___ RECORD SET ___
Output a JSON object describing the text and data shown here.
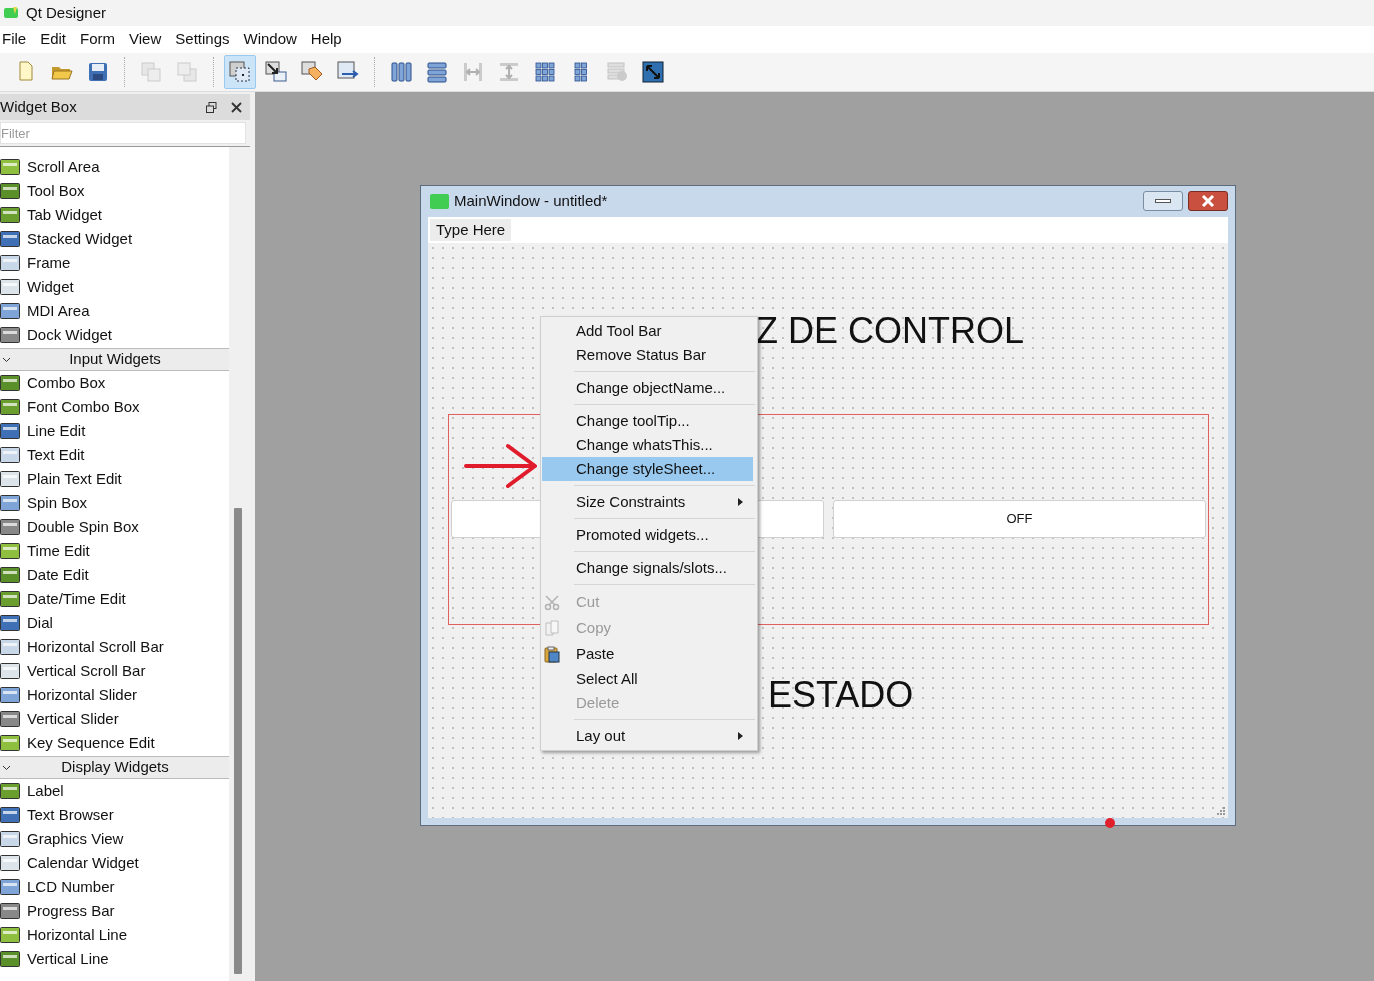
{
  "window": {
    "title": "Qt Designer"
  },
  "menu_bar": [
    "File",
    "Edit",
    "Form",
    "View",
    "Settings",
    "Window",
    "Help"
  ],
  "toolbar": [
    {
      "kind": "new",
      "selected": false,
      "disabled": false
    },
    {
      "kind": "open",
      "selected": false,
      "disabled": false
    },
    {
      "kind": "save",
      "selected": false,
      "disabled": false
    },
    {
      "kind": "separator"
    },
    {
      "kind": "raise",
      "selected": false,
      "disabled": true
    },
    {
      "kind": "lower",
      "selected": false,
      "disabled": true
    },
    {
      "kind": "separator"
    },
    {
      "kind": "edit-widgets",
      "selected": true,
      "disabled": false
    },
    {
      "kind": "edit-signals",
      "selected": false,
      "disabled": false
    },
    {
      "kind": "edit-buddies",
      "selected": false,
      "disabled": false
    },
    {
      "kind": "edit-tab-order",
      "selected": false,
      "disabled": false
    },
    {
      "kind": "separator"
    },
    {
      "kind": "layout-h",
      "selected": false,
      "disabled": false
    },
    {
      "kind": "layout-v",
      "selected": false,
      "disabled": false
    },
    {
      "kind": "splitter-h",
      "selected": false,
      "disabled": true
    },
    {
      "kind": "splitter-v",
      "selected": false,
      "disabled": true
    },
    {
      "kind": "grid",
      "selected": false,
      "disabled": false
    },
    {
      "kind": "form-layout",
      "selected": false,
      "disabled": false
    },
    {
      "kind": "break-layout",
      "selected": false,
      "disabled": true
    },
    {
      "kind": "adjust-size",
      "selected": false,
      "disabled": false
    }
  ],
  "widget_box": {
    "title": "Widget Box",
    "filter_placeholder": "Filter",
    "items": [
      {
        "kind": "widget",
        "label": "Scroll Area"
      },
      {
        "kind": "widget",
        "label": "Tool Box"
      },
      {
        "kind": "widget",
        "label": "Tab Widget"
      },
      {
        "kind": "widget",
        "label": "Stacked Widget"
      },
      {
        "kind": "widget",
        "label": "Frame"
      },
      {
        "kind": "widget",
        "label": "Widget"
      },
      {
        "kind": "widget",
        "label": "MDI Area"
      },
      {
        "kind": "widget",
        "label": "Dock Widget"
      },
      {
        "kind": "category",
        "label": "Input Widgets",
        "expanded": true
      },
      {
        "kind": "widget",
        "label": "Combo Box"
      },
      {
        "kind": "widget",
        "label": "Font Combo Box"
      },
      {
        "kind": "widget",
        "label": "Line Edit"
      },
      {
        "kind": "widget",
        "label": "Text Edit"
      },
      {
        "kind": "widget",
        "label": "Plain Text Edit"
      },
      {
        "kind": "widget",
        "label": "Spin Box"
      },
      {
        "kind": "widget",
        "label": "Double Spin Box"
      },
      {
        "kind": "widget",
        "label": "Time Edit"
      },
      {
        "kind": "widget",
        "label": "Date Edit"
      },
      {
        "kind": "widget",
        "label": "Date/Time Edit"
      },
      {
        "kind": "widget",
        "label": "Dial"
      },
      {
        "kind": "widget",
        "label": "Horizontal Scroll Bar"
      },
      {
        "kind": "widget",
        "label": "Vertical Scroll Bar"
      },
      {
        "kind": "widget",
        "label": "Horizontal Slider"
      },
      {
        "kind": "widget",
        "label": "Vertical Slider"
      },
      {
        "kind": "widget",
        "label": "Key Sequence Edit"
      },
      {
        "kind": "category",
        "label": "Display Widgets",
        "expanded": true
      },
      {
        "kind": "widget",
        "label": "Label"
      },
      {
        "kind": "widget",
        "label": "Text Browser"
      },
      {
        "kind": "widget",
        "label": "Graphics View"
      },
      {
        "kind": "widget",
        "label": "Calendar Widget"
      },
      {
        "kind": "widget",
        "label": "LCD Number"
      },
      {
        "kind": "widget",
        "label": "Progress Bar"
      },
      {
        "kind": "widget",
        "label": "Horizontal Line"
      },
      {
        "kind": "widget",
        "label": "Vertical Line"
      }
    ]
  },
  "form": {
    "title": "MainWindow - untitled*",
    "menu_placeholder": "Type Here",
    "labels": [
      "Z DE CONTROL",
      "ESTADO"
    ],
    "buttons": [
      {
        "kind": "push"
      },
      {
        "kind": "push",
        "label": "OFF"
      }
    ]
  },
  "context_menu": [
    {
      "kind": "plain",
      "label": "Add Tool Bar",
      "selected": false,
      "disabled": false
    },
    {
      "kind": "plain",
      "label": "Remove Status Bar",
      "selected": false,
      "disabled": false
    },
    {
      "kind": "separator"
    },
    {
      "kind": "plain",
      "label": "Change objectName...",
      "selected": false,
      "disabled": false
    },
    {
      "kind": "separator"
    },
    {
      "kind": "plain",
      "label": "Change toolTip...",
      "selected": false,
      "disabled": false
    },
    {
      "kind": "plain",
      "label": "Change whatsThis...",
      "selected": false,
      "disabled": false
    },
    {
      "kind": "plain",
      "label": "Change styleSheet...",
      "selected": true,
      "disabled": false
    },
    {
      "kind": "separator"
    },
    {
      "kind": "submenu",
      "label": "Size Constraints",
      "selected": false,
      "disabled": false
    },
    {
      "kind": "separator"
    },
    {
      "kind": "plain",
      "label": "Promoted widgets...",
      "selected": false,
      "disabled": false
    },
    {
      "kind": "separator"
    },
    {
      "kind": "plain",
      "label": "Change signals/slots...",
      "selected": false,
      "disabled": false
    },
    {
      "kind": "separator"
    },
    {
      "kind": "cut",
      "label": "Cut",
      "selected": false,
      "disabled": true
    },
    {
      "kind": "copy",
      "label": "Copy",
      "selected": false,
      "disabled": true
    },
    {
      "kind": "paste",
      "label": "Paste",
      "selected": false,
      "disabled": false
    },
    {
      "kind": "plain",
      "label": "Select All",
      "selected": false,
      "disabled": false
    },
    {
      "kind": "plain",
      "label": "Delete",
      "selected": false,
      "disabled": true
    },
    {
      "kind": "separator"
    },
    {
      "kind": "submenu",
      "label": "Lay out",
      "selected": false,
      "disabled": false
    }
  ]
}
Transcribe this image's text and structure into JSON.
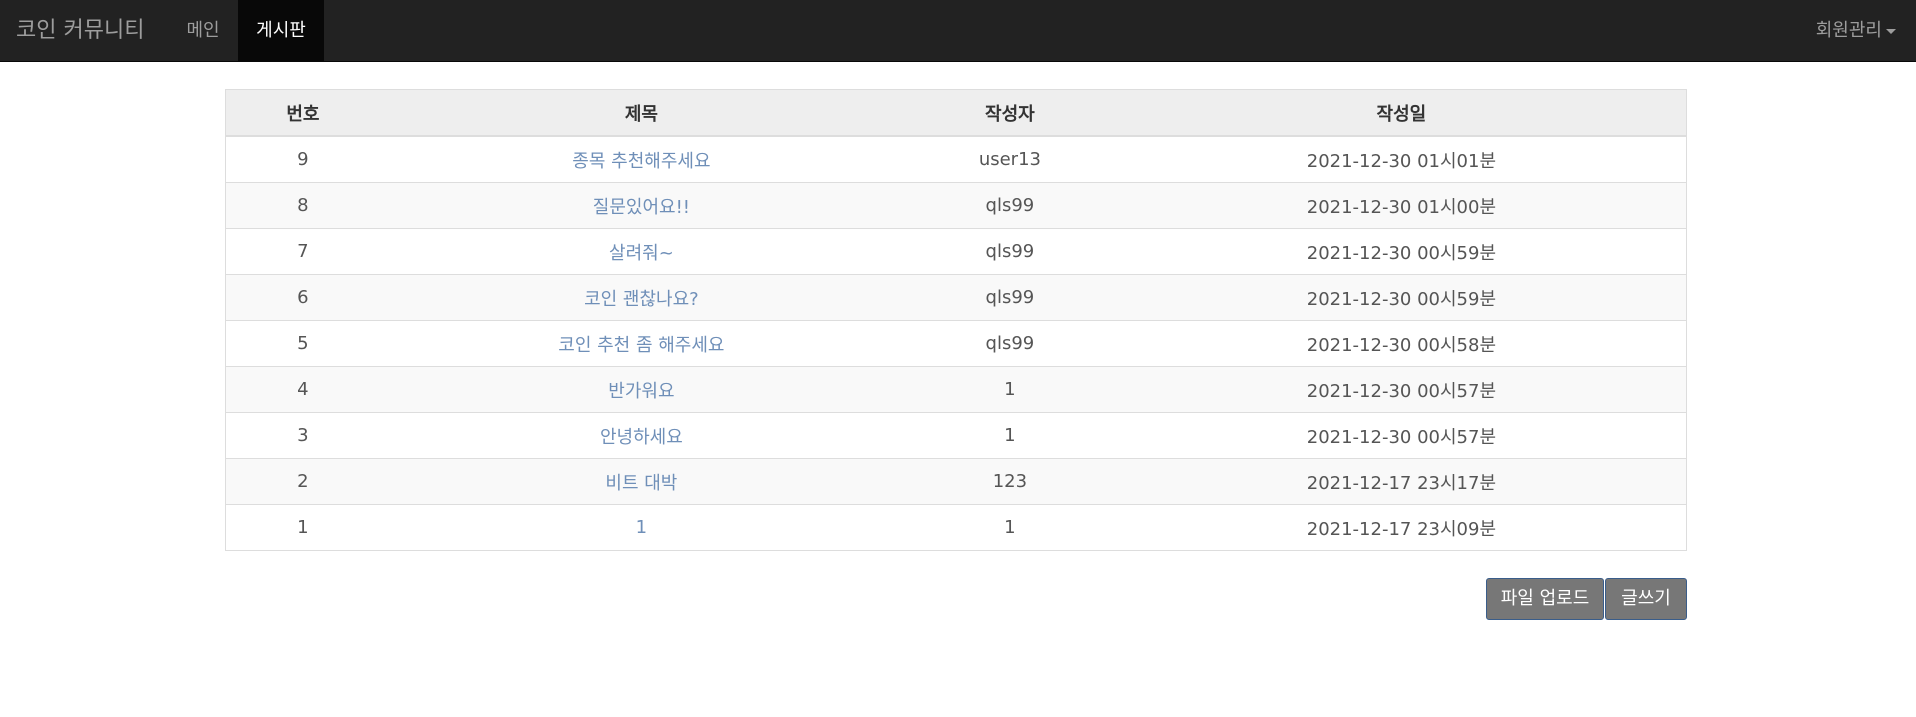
{
  "navbar": {
    "brand": "코인 커뮤니티",
    "items": [
      {
        "label": "메인"
      },
      {
        "label": "게시판"
      }
    ],
    "member_menu": "회원관리"
  },
  "board": {
    "headers": [
      "번호",
      "제목",
      "작성자",
      "작성일"
    ],
    "rows": [
      {
        "num": "9",
        "title": "종목 추천해주세요",
        "author": "user13",
        "date": "2021-12-30 01시01분"
      },
      {
        "num": "8",
        "title": "질문있어요!!",
        "author": "qls99",
        "date": "2021-12-30 01시00분"
      },
      {
        "num": "7",
        "title": "살려줘~",
        "author": "qls99",
        "date": "2021-12-30 00시59분"
      },
      {
        "num": "6",
        "title": "코인 괜찮나요?",
        "author": "qls99",
        "date": "2021-12-30 00시59분"
      },
      {
        "num": "5",
        "title": "코인 추천 좀 해주세요",
        "author": "qls99",
        "date": "2021-12-30 00시58분"
      },
      {
        "num": "4",
        "title": "반가워요",
        "author": "1",
        "date": "2021-12-30 00시57분"
      },
      {
        "num": "3",
        "title": "안녕하세요",
        "author": "1",
        "date": "2021-12-30 00시57분"
      },
      {
        "num": "2",
        "title": "비트 대박",
        "author": "123",
        "date": "2021-12-17 23시17분"
      },
      {
        "num": "1",
        "title": "1",
        "author": "1",
        "date": "2021-12-17 23시09분"
      }
    ]
  },
  "actions": {
    "upload_label": "파일 업로드",
    "write_label": "글쓰기"
  },
  "colors": {
    "navbar_bg": "#222222",
    "active_tab_bg": "#080808",
    "link": "#6f8fb8",
    "button_bg": "#777777"
  }
}
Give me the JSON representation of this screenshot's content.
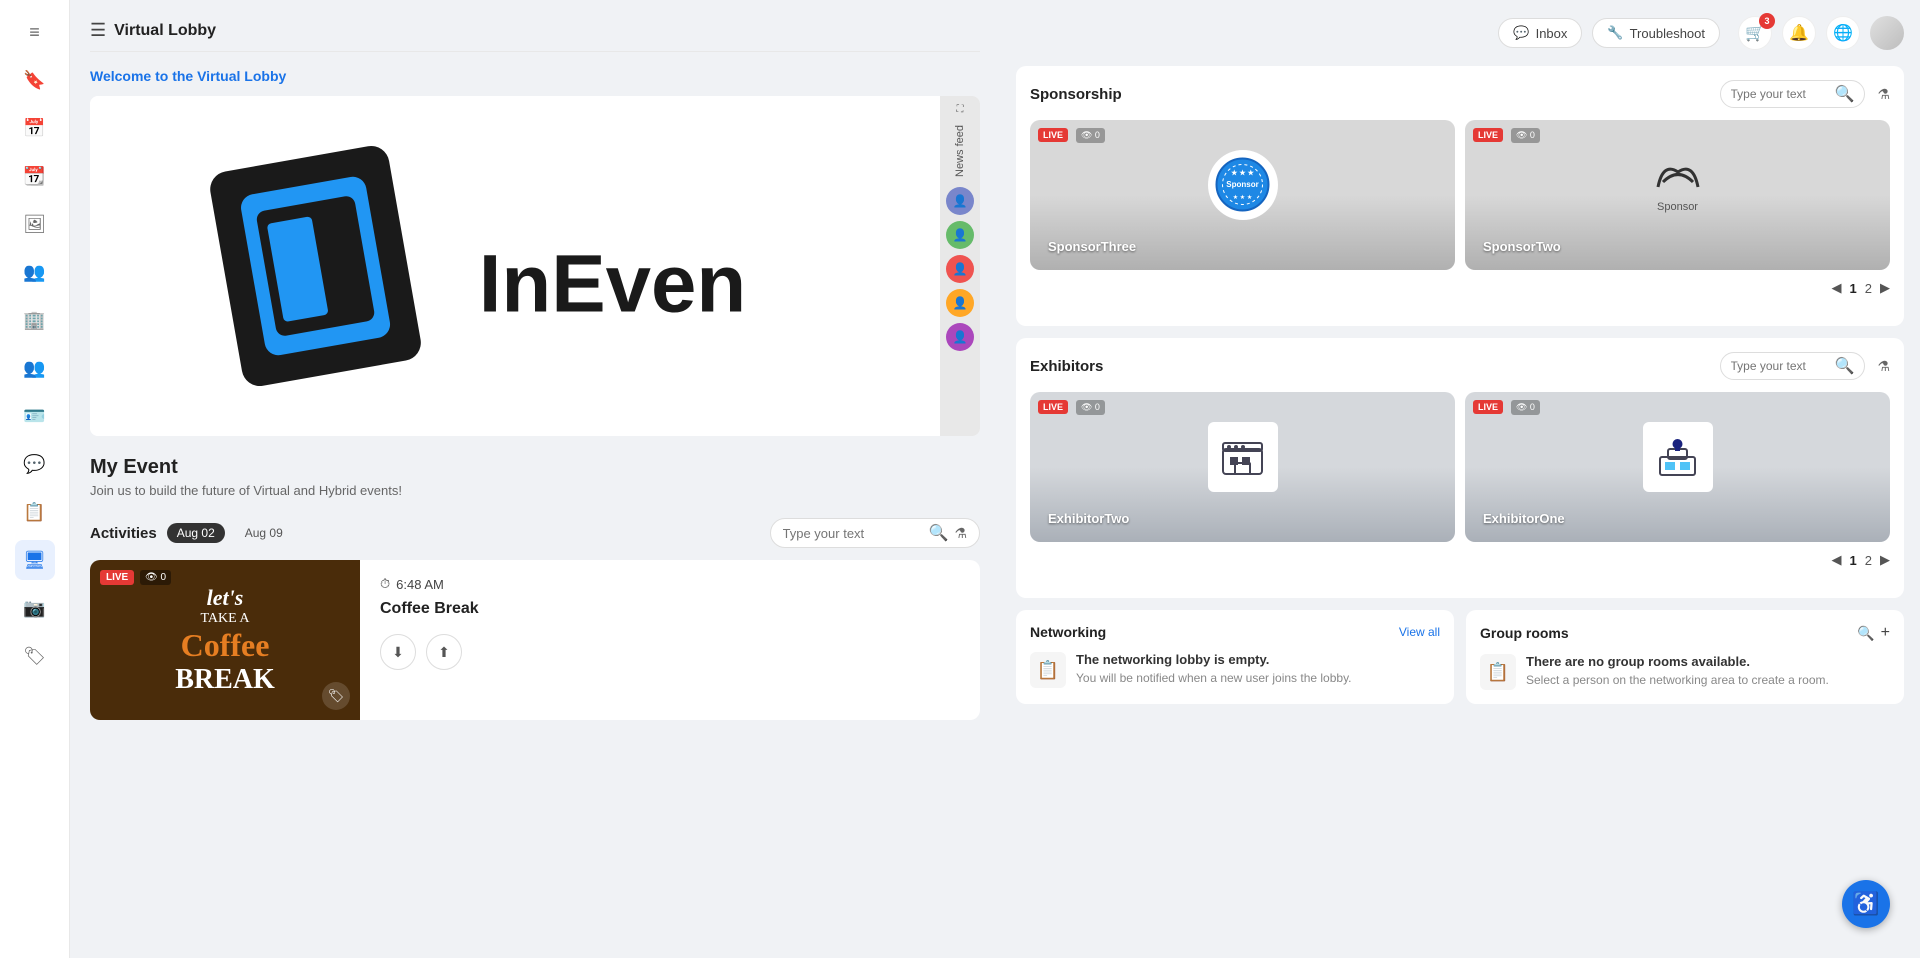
{
  "app": {
    "title": "Virtual Lobby"
  },
  "sidebar": {
    "icons": [
      {
        "name": "menu-icon",
        "symbol": "≡"
      },
      {
        "name": "bookmark-icon",
        "symbol": "🔖"
      },
      {
        "name": "calendar-icon",
        "symbol": "📅"
      },
      {
        "name": "calendar2-icon",
        "symbol": "📆"
      },
      {
        "name": "image-icon",
        "symbol": "🖼"
      },
      {
        "name": "people-icon",
        "symbol": "👥"
      },
      {
        "name": "building-icon",
        "symbol": "🏢"
      },
      {
        "name": "group-icon",
        "symbol": "👥"
      },
      {
        "name": "id-card-icon",
        "symbol": "🪪"
      },
      {
        "name": "chat-icon",
        "symbol": "💬"
      },
      {
        "name": "list-icon",
        "symbol": "📋"
      },
      {
        "name": "monitor-icon",
        "symbol": "🖥"
      },
      {
        "name": "photo-icon",
        "symbol": "📷"
      },
      {
        "name": "tag-icon",
        "symbol": "🏷"
      }
    ]
  },
  "header": {
    "inbox_label": "Inbox",
    "troubleshoot_label": "Troubleshoot",
    "notifications_count": "3"
  },
  "lobby": {
    "welcome": "Welcome to the Virtual Lobby",
    "event_name": "My Event",
    "event_desc": "Join us to build the future of Virtual and Hybrid events!",
    "news_feed_label": "News feed"
  },
  "activities": {
    "title": "Activities",
    "date1": "Aug 02",
    "date2": "Aug 09",
    "search_placeholder": "Type your text",
    "items": [
      {
        "time": "6:48 AM",
        "name": "Coffee Break",
        "thumbnail_text1": "let's",
        "thumbnail_text2": "TAKE A",
        "thumbnail_text3": "Coffee",
        "thumbnail_text4": "BREAK",
        "live": true,
        "viewers": "0"
      }
    ]
  },
  "sponsorship": {
    "title": "Sponsorship",
    "search_placeholder": "Type your text",
    "cards": [
      {
        "name": "SponsorThree",
        "live": true,
        "viewers": "0"
      },
      {
        "name": "SponsorTwo",
        "live": true,
        "viewers": "0"
      }
    ],
    "pagination": {
      "current": 1,
      "total": 2
    }
  },
  "exhibitors": {
    "title": "Exhibitors",
    "search_placeholder": "Type your text",
    "cards": [
      {
        "name": "ExhibitorTwo",
        "live": true,
        "viewers": "0"
      },
      {
        "name": "ExhibitorOne",
        "live": true,
        "viewers": "0"
      }
    ],
    "pagination": {
      "current": 1,
      "total": 2
    }
  },
  "networking": {
    "title": "Networking",
    "view_all": "View all",
    "empty_title": "The networking lobby is empty.",
    "empty_desc": "You will be notified when a new user joins the lobby."
  },
  "group_rooms": {
    "title": "Group rooms",
    "empty_title": "There are no group rooms available.",
    "empty_desc": "Select a person on the networking area to create a room."
  },
  "accessibility": {
    "symbol": "♿"
  }
}
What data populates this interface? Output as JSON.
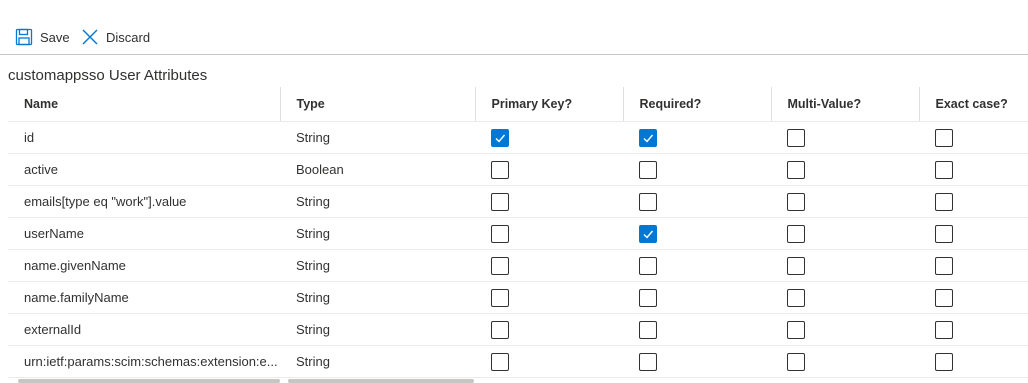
{
  "toolbar": {
    "save_label": "Save",
    "discard_label": "Discard"
  },
  "section": {
    "title": "customappsso User Attributes"
  },
  "table": {
    "columns": [
      "Name",
      "Type",
      "Primary Key?",
      "Required?",
      "Multi-Value?",
      "Exact case?"
    ],
    "rows": [
      {
        "name": "id",
        "type": "String",
        "primary_key": true,
        "required": true,
        "multi_value": false,
        "exact_case": false
      },
      {
        "name": "active",
        "type": "Boolean",
        "primary_key": false,
        "required": false,
        "multi_value": false,
        "exact_case": false
      },
      {
        "name": "emails[type eq \"work\"].value",
        "type": "String",
        "primary_key": false,
        "required": false,
        "multi_value": false,
        "exact_case": false
      },
      {
        "name": "userName",
        "type": "String",
        "primary_key": false,
        "required": true,
        "multi_value": false,
        "exact_case": false
      },
      {
        "name": "name.givenName",
        "type": "String",
        "primary_key": false,
        "required": false,
        "multi_value": false,
        "exact_case": false
      },
      {
        "name": "name.familyName",
        "type": "String",
        "primary_key": false,
        "required": false,
        "multi_value": false,
        "exact_case": false
      },
      {
        "name": "externalId",
        "type": "String",
        "primary_key": false,
        "required": false,
        "multi_value": false,
        "exact_case": false
      },
      {
        "name": "urn:ietf:params:scim:schemas:extension:e...",
        "type": "String",
        "primary_key": false,
        "required": false,
        "multi_value": false,
        "exact_case": false
      }
    ]
  },
  "colors": {
    "accent": "#0078d4",
    "text": "#323130",
    "divider": "#edebe9"
  },
  "icons": {
    "save": "floppy-disk",
    "discard": "x-mark"
  }
}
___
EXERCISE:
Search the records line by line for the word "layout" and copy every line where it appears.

RESPONSE TO THE EXERCISE:
      "kind": "layout-h",
      "kind": "layout-v",
      "kind": "form-layout",
      "kind": "break-layout",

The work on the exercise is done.